You could say Queen Bey struggled some with Queen on this night. Pop superstar Beyonce's 2011 performance at Nice, France, had no small amount of soul, but lacked a bit of lyrical consistency. She completely missed the line "Any way the wind blows," and sang "put a bullet to his head" instead of "put a gun against his head." Still, it was cool the way Beyonce weaved "Bohemian Rhapsody" into a medley with Prince's "The Beautiful Ones" and Kings of Leon's "Sex on Fire."
The First Live Performance
In 1975, Queen recorded the final show of their tour in support of A Night at the Opera, the same evening where they debuted "Bohemian Rhapsody," but never released it. Fans have been passing around bootlegs of the recording ever since. Time for an upgrade: Queen have announced that A Night at the Odeon: Hammersmith 1975 – featuring the performance, along with a few extras – is now in record stores.
A Most Literal 'Rhapsody'
One fan boiled "Bohemian Rhapsody" down to its most literal level, creating a five-minute film based on the song's lyrics. Appropriately titled "Literal Bohemian Rhapsody," the short chronicles every detail frontman Freddie Mercury packed into the Queen hit as a gritty crime noir.
In honor of "Bohemian Rhapsody"'s 40th anniversary in 2015, the English National Ballet performed an interpretive dance to the Queen classic. “‘Bohemian Rhapsody’ means a lot to me. I guess it was the start of my dancing career.
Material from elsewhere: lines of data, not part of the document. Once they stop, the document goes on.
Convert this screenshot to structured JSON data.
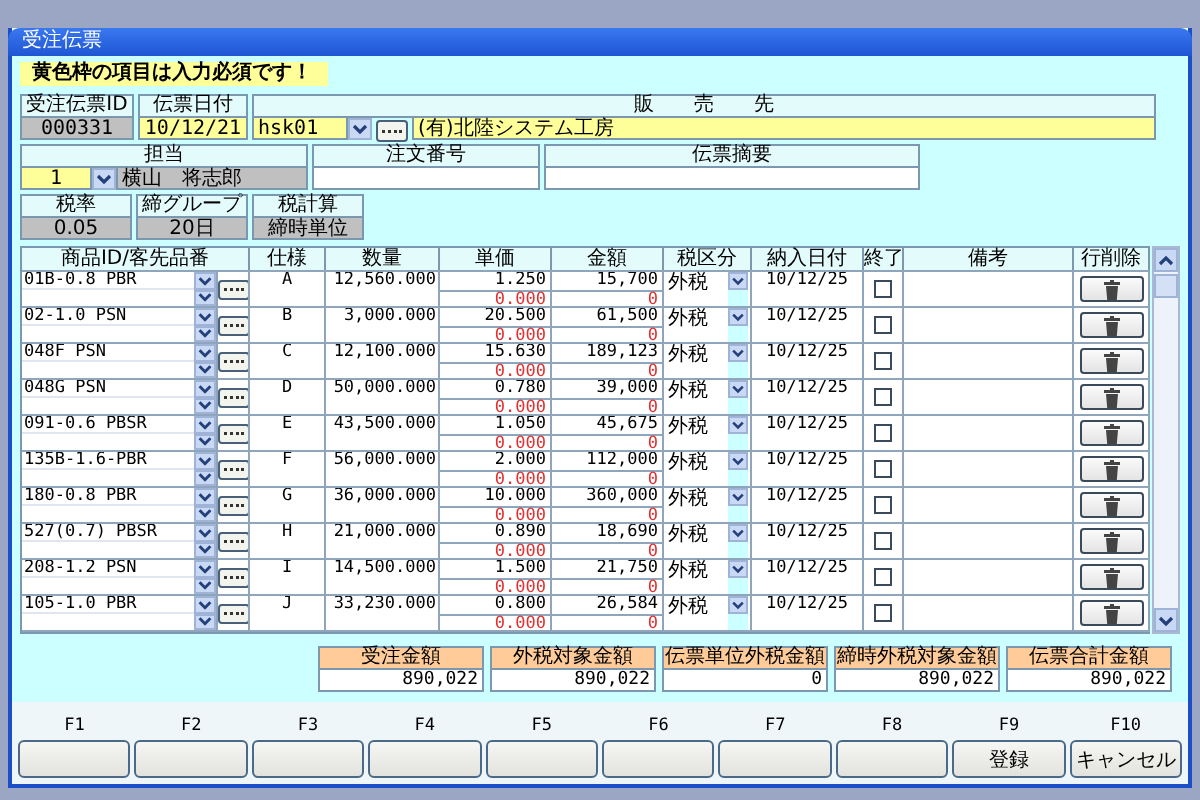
{
  "window": {
    "title": "受注伝票"
  },
  "notice": "黄色枠の項目は入力必須です！",
  "order_id": {
    "label": "受注伝票ID",
    "value": "000331"
  },
  "slip_date": {
    "label": "伝票日付",
    "value": "10/12/21"
  },
  "customer": {
    "label": "販　　売　　先",
    "code": "hsk01",
    "name": "(有)北陸システム工房"
  },
  "staff": {
    "label": "担当",
    "code": "1",
    "name": "横山　将志郎"
  },
  "order_number": {
    "label": "注文番号"
  },
  "slip_summary": {
    "label": "伝票摘要"
  },
  "tax_rate": {
    "label": "税率",
    "value": "0.05"
  },
  "closing_group": {
    "label": "締グループ",
    "value": "20日"
  },
  "tax_calc": {
    "label": "税計算",
    "value": "締時単位"
  },
  "table": {
    "columns": [
      "商品ID/客先品番",
      "仕様",
      "数量",
      "単価",
      "金額",
      "税区分",
      "納入日付",
      "終了",
      "備考",
      "行削除"
    ],
    "rows": [
      {
        "product": "01B-0.8 PBR",
        "spec": "A",
        "quantity": "12,560.000",
        "unit_price": "1.250",
        "unit_price_alt": "0.000",
        "amount": "15,700",
        "amount_alt": "0",
        "tax": "外税",
        "delivery_date": "10/12/25",
        "completed": false
      },
      {
        "product": "02-1.0 PSN",
        "spec": "B",
        "quantity": "3,000.000",
        "unit_price": "20.500",
        "unit_price_alt": "0.000",
        "amount": "61,500",
        "amount_alt": "0",
        "tax": "外税",
        "delivery_date": "10/12/25",
        "completed": false
      },
      {
        "product": "048F PSN",
        "spec": "C",
        "quantity": "12,100.000",
        "unit_price": "15.630",
        "unit_price_alt": "0.000",
        "amount": "189,123",
        "amount_alt": "0",
        "tax": "外税",
        "delivery_date": "10/12/25",
        "completed": false
      },
      {
        "product": "048G PSN",
        "spec": "D",
        "quantity": "50,000.000",
        "unit_price": "0.780",
        "unit_price_alt": "0.000",
        "amount": "39,000",
        "amount_alt": "0",
        "tax": "外税",
        "delivery_date": "10/12/25",
        "completed": false
      },
      {
        "product": "091-0.6 PBSR",
        "spec": "E",
        "quantity": "43,500.000",
        "unit_price": "1.050",
        "unit_price_alt": "0.000",
        "amount": "45,675",
        "amount_alt": "0",
        "tax": "外税",
        "delivery_date": "10/12/25",
        "completed": false
      },
      {
        "product": "135B-1.6-PBR",
        "spec": "F",
        "quantity": "56,000.000",
        "unit_price": "2.000",
        "unit_price_alt": "0.000",
        "amount": "112,000",
        "amount_alt": "0",
        "tax": "外税",
        "delivery_date": "10/12/25",
        "completed": false
      },
      {
        "product": "180-0.8 PBR",
        "spec": "G",
        "quantity": "36,000.000",
        "unit_price": "10.000",
        "unit_price_alt": "0.000",
        "amount": "360,000",
        "amount_alt": "0",
        "tax": "外税",
        "delivery_date": "10/12/25",
        "completed": false
      },
      {
        "product": "527(0.7) PBSR",
        "spec": "H",
        "quantity": "21,000.000",
        "unit_price": "0.890",
        "unit_price_alt": "0.000",
        "amount": "18,690",
        "amount_alt": "0",
        "tax": "外税",
        "delivery_date": "10/12/25",
        "completed": false
      },
      {
        "product": "208-1.2 PSN",
        "spec": "I",
        "quantity": "14,500.000",
        "unit_price": "1.500",
        "unit_price_alt": "0.000",
        "amount": "21,750",
        "amount_alt": "0",
        "tax": "外税",
        "delivery_date": "10/12/25",
        "completed": false
      },
      {
        "product": "105-1.0 PBR",
        "spec": "J",
        "quantity": "33,230.000",
        "unit_price": "0.800",
        "unit_price_alt": "0.000",
        "amount": "26,584",
        "amount_alt": "0",
        "tax": "外税",
        "delivery_date": "10/12/25",
        "completed": false
      }
    ]
  },
  "totals": [
    {
      "label": "受注金額",
      "value": "890,022"
    },
    {
      "label": "外税対象金額",
      "value": "890,022"
    },
    {
      "label": "伝票単位外税金額",
      "value": "0"
    },
    {
      "label": "締時外税対象金額",
      "value": "890,022"
    },
    {
      "label": "伝票合計金額",
      "value": "890,022"
    }
  ],
  "function_keys": [
    {
      "key": "F1"
    },
    {
      "key": "F2"
    },
    {
      "key": "F3"
    },
    {
      "key": "F4"
    },
    {
      "key": "F5"
    },
    {
      "key": "F6"
    },
    {
      "key": "F7"
    },
    {
      "key": "F8"
    },
    {
      "key": "F9",
      "label": "登録"
    },
    {
      "key": "F10",
      "label": "キャンセル"
    }
  ]
}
To be asked to choreograph it was amazing,” English National Ballet soloist James Streeter said at the time.
Panic! At the Disco
Queen's "Bohemian Rhapsody" played a big part of the promotional campaign for 2016's Suicide Squad, one of Warner Brothers' DC Comics adaptations. A cover of the song by Panic! At the Disco helped round out its soundtrack of pop and hip-hop tracks.
Queen Join the Suicide Squad
With all of its use in commercials, films and viral videos, it's a wonder the world isn't sick of "Bohemian Rhapsody" yet. But In early 2016, Warner Bros. set their trailer for the DC Comics adaptation Suicide Squad to Queen's classic hit, and managed to still electrify audiences with the two-and-a-half minute preview.
Scaramucci Sets Off Google-Mania
The summer of 2017 briefly had the country googling the lyrics to Queen's "Bohemian Rhapsody" for political reasons — namely, Donald Trump's appointee for White House communications director, Anthony Scaramucci. The man's surname had people thinking of the word "scaramouch," and wondering if he'd do the fandango.
Siri Does the Fandango
When the Trump Administration's short-lived communications director Anthony Scaramucci was appointed, his surname reminded millions of Americans of a single word from Queen's "Bohemian Rhapsody": "scaramouch." So began a frenzy of people looking up the song's lyrics, which led to the discovery that Siri, the iPhone's voice-activated personal assistant, will actually chime in and "sing" the song when fed some initial lyrics. Try it!
A 2-year-old named Millie seems to be the queen of her family, dictating who can — and who cannot — sing along with her to Queen's "Bohemian Rhapsody." The "can" list is short: no one. You can check out the one-toddler show, which takes place in a car seat.